Div. III lacrosse is just around the corner, but the NESCAC still has a ways to go before its regular season kicks off. But that late start date hasn’t curbed any preseason buzz, especially after the United States Intercollegiate Lacrosse Association’s Div. III preseason coaches poll was released yesterday.
As expected, defending NCAA champion Salisbury, which avenged its 2010 loss by blitzing Tufts in the national finals, was a near-unanimous choice for No. 1 in the nation, receiving 14 of 15 first-place votes and 297 overall points, 46 ahead of No. 2 Roanoke. That one lingering first-place vote, however, is causing a bit of a stir.

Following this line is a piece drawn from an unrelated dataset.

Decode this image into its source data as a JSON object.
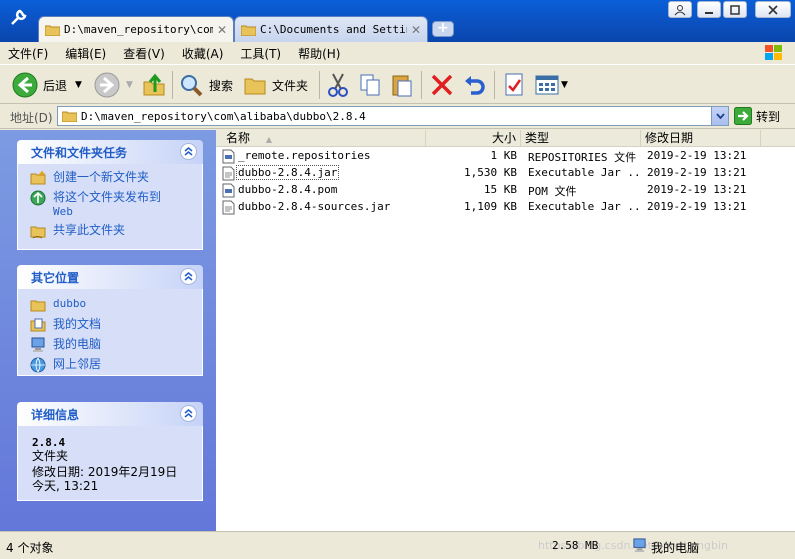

Though the Jumbos lost the national championship 19-7 at Baltimore’s M&T Bank Stadium on May 29, 2011, coach Mike Daly’s squad still received one first-place vote and is ranked third overall, a perhaps lofty choice given that Tufts graduated USILA Most Outstanding Attackman D.J. Hessler, Ryan Molloy (3rd on team with 66 points) and All-American Alec Bialosky, among others.
This sparked the following tweets from Swank Lax, who runs the “From the CAC to the ‘Cac” lacrosse blog, which pretty much sum up any and all rage over Tufts’ placement (for what it’s worth, SwankLax didn’t rank the Jumbos in his LaxPower D-III Forum Poll national top 5):
Tufts, which will open its regular season on March 10 at Hamilton, and has a non-conference showdown at No. 7 Stevenson on March 20, is tied with Dickinson for third overall in the coaches poll.
Amherst, which returns almost every top player from the unit that reached the NCAA quarterfinals before losing to RIT, is ranked sixth overall, just five points behind No. 5 Cortland.
Middlebury is ranked 10th, Trinity slides in at 16th and Bowdoin cracked the top 20 at No. 18. Wesleyan and Colby also received votes, racking the tally of considered NESCAC schools up to seven.
If you want some diversity and don’t want to take the coaches poll at face value — given that only 15 coaches voted, this is a reasonable opinion to have — check out the LaxPower Forum Poll.